The Joint Consumption/Asset Demand Decision: A Case Study in Robust Estimation
The paper uses a previously unexploited data set -- the Michigan Survey of Consumer Finances -- to ask whether the finding that consumption tracks current income more closely than is consistent with the permanent income hypothesis can be attributed solely or partially to borrowing constraints. Using household data on income and asset stocks, the paper studies the saving side of the consumption/saving decision, and thus provides inferences on a comprehensive concept of consumption. To limit the influence of outliers, the paper uses a robust instrumental variables estimator, and argues that achieving robustness with respect to leverage points is actually simpler, both conceptually and computationally, in an instrumental variables context than in the OLS context.

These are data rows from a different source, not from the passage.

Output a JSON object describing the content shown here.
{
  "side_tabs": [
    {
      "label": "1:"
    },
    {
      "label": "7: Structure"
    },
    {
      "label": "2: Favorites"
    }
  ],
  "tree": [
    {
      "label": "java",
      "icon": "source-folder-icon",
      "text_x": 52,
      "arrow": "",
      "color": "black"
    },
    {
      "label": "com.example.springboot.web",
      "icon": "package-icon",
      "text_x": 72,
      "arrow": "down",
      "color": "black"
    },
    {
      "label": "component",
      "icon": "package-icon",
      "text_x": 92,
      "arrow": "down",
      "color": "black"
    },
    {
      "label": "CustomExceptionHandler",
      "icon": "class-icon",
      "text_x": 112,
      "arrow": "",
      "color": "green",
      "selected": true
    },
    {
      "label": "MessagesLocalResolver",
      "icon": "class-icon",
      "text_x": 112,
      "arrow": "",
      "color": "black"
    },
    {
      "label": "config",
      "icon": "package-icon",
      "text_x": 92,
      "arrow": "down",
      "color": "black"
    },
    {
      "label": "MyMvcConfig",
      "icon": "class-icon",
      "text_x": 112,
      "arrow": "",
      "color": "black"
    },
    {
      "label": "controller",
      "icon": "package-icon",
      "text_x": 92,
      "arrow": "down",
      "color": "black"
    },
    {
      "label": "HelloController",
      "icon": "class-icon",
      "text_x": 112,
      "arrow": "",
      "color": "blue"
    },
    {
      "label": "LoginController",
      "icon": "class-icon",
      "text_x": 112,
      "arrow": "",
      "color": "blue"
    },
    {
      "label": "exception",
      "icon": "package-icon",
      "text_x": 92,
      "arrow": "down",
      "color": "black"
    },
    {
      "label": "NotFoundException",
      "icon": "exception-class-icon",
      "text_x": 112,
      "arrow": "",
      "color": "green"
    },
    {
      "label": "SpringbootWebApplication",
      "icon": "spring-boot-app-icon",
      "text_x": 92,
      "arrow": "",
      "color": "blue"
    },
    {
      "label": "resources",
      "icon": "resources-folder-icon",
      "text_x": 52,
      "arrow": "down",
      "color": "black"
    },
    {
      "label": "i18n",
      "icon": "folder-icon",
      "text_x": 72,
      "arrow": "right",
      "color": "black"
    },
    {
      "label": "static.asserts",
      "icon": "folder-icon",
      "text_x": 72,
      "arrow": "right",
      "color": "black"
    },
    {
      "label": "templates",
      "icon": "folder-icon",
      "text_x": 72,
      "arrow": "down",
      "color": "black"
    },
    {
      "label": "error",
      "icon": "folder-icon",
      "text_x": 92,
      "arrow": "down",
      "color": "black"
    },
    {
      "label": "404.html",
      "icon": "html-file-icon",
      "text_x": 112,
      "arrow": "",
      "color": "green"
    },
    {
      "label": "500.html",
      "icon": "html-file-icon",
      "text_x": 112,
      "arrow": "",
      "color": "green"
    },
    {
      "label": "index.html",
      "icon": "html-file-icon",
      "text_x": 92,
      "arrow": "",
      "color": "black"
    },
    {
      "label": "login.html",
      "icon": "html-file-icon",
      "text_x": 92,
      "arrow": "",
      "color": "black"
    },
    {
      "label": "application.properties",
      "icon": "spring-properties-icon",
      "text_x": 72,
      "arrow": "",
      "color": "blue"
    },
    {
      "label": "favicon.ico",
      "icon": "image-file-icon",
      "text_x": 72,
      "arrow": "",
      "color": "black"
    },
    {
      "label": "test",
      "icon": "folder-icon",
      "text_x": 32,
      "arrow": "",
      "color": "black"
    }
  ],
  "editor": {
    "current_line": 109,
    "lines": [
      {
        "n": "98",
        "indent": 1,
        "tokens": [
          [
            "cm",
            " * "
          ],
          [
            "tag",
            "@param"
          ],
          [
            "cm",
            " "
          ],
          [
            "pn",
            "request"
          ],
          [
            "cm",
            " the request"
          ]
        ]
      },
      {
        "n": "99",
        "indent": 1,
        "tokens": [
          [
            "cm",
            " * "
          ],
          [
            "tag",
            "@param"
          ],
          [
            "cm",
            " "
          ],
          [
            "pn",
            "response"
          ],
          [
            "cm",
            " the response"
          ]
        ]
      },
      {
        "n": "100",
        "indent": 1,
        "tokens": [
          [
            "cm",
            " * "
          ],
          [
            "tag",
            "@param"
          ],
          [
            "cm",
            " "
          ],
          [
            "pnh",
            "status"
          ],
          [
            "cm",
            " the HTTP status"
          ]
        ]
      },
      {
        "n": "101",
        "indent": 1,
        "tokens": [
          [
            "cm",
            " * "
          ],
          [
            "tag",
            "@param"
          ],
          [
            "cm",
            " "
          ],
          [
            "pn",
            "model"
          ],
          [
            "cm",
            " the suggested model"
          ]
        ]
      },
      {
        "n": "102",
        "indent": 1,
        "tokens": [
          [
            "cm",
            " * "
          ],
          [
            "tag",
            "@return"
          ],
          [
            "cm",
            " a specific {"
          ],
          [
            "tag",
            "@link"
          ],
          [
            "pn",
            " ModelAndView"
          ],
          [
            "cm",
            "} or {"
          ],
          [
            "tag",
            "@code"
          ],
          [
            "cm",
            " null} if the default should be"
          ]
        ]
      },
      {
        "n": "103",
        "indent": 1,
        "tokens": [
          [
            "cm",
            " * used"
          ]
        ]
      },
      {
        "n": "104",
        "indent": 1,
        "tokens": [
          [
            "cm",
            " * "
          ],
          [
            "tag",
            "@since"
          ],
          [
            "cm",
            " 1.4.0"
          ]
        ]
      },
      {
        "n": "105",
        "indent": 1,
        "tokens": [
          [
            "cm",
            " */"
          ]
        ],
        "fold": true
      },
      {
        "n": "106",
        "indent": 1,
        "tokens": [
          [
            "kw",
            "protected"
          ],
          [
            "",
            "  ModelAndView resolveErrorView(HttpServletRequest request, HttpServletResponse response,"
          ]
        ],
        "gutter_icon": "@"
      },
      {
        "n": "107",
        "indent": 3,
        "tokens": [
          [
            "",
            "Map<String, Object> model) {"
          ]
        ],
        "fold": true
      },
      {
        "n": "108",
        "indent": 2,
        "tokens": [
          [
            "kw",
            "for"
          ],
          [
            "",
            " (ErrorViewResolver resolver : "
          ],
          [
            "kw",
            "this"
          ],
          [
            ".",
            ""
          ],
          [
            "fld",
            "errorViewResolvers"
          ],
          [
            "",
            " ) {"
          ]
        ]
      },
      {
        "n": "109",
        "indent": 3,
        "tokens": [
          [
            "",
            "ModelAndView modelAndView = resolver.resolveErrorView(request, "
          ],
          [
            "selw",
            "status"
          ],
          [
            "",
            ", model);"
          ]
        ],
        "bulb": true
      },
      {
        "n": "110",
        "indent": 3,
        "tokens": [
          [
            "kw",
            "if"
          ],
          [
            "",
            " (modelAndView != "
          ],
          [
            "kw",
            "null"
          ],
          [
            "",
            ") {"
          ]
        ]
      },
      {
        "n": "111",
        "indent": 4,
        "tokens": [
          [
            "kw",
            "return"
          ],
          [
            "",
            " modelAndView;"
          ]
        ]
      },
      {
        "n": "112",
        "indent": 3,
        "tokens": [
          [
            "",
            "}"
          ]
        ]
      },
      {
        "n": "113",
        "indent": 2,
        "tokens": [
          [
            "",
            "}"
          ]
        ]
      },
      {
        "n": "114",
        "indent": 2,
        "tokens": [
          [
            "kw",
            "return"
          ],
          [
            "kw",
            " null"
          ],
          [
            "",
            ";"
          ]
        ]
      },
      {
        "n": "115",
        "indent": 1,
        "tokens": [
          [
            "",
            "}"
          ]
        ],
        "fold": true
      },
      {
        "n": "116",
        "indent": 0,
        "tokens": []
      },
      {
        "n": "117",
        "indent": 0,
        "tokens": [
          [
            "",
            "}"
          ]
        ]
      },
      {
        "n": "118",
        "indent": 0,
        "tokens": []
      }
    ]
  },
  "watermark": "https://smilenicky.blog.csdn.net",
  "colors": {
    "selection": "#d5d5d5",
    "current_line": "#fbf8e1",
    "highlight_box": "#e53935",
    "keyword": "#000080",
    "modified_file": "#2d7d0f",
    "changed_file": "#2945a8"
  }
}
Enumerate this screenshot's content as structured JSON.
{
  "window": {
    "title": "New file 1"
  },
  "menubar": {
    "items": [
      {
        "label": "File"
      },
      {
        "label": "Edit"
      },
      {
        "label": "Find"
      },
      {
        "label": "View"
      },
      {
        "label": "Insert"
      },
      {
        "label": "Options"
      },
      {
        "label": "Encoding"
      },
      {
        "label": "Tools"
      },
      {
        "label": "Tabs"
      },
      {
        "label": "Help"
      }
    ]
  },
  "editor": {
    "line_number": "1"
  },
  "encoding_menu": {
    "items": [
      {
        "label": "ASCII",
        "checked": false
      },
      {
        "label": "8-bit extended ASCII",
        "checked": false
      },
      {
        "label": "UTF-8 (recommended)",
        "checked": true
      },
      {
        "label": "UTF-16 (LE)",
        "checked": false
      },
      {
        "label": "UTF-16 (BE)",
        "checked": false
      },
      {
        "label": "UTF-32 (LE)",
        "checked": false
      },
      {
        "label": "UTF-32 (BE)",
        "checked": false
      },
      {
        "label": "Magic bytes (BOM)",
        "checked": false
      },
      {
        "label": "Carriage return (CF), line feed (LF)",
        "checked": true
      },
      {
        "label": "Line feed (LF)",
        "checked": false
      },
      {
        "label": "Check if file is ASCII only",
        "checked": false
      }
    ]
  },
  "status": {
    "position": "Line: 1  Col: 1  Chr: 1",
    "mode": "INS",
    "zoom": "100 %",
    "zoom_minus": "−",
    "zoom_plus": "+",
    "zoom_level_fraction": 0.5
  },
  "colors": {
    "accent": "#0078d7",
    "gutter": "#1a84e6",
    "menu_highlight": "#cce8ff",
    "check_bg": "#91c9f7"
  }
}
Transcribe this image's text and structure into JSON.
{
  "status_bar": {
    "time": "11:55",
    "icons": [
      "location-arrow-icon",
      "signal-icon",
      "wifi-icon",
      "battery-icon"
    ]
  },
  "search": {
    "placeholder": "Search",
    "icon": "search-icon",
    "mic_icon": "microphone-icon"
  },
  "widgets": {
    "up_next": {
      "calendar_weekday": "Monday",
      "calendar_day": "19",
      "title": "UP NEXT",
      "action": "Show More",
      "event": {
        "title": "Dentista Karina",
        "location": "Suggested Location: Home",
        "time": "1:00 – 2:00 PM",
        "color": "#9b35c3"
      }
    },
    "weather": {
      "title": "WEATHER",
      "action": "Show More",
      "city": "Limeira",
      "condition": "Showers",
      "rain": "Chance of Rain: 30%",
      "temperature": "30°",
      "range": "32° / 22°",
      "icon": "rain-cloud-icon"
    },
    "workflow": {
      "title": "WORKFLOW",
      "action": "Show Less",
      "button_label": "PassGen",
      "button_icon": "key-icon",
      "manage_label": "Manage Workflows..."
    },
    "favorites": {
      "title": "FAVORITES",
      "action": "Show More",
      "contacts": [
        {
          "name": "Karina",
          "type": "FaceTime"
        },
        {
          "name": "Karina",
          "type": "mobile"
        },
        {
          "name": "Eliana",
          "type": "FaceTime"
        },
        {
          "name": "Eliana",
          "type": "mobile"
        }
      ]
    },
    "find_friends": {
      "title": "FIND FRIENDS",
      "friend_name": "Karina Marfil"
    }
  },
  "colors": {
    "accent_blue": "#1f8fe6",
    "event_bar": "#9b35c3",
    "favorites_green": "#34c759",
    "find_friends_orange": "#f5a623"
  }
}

The results indicate that households do use asset stocks to smooth their consumption, although this smoothing is far from complete. However, there is no evidence that the excess sensitivity of consumption to current income is caused by borrowing constraints. Compared to the conventional results, the robust instrumental variables estimates are more stable across different subsamples, more consistent with the theoretical specification of the model, and indicate that some of the most striking findings in the conventional results were attributable to a single, highly unusual observation.